# Try it
A line belongs in the answer only if it contains the word "prefix"; copy every such line from the listing below.

# Data to process
■ ■ ■ ■

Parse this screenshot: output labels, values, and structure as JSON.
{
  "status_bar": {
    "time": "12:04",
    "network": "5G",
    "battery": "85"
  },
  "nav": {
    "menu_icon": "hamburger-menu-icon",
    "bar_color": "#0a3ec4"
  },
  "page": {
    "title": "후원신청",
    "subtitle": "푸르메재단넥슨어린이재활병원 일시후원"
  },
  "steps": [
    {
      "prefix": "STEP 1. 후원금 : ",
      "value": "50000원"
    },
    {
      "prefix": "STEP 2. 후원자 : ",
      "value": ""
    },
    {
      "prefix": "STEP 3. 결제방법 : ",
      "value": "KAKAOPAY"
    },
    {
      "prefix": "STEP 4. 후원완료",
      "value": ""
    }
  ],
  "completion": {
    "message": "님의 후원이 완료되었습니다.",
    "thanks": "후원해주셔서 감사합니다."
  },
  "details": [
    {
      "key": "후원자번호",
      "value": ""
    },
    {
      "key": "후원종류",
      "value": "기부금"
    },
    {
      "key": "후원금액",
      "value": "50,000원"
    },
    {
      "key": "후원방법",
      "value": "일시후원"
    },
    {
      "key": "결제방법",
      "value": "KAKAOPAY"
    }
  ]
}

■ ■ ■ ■

# Output below
      "prefix": "STEP 1. 후원금 : ",
      "prefix": "STEP 2. 후원자 : ",
      "prefix": "STEP 3. 결제방법 : ",
      "prefix": "STEP 4. 후원완료",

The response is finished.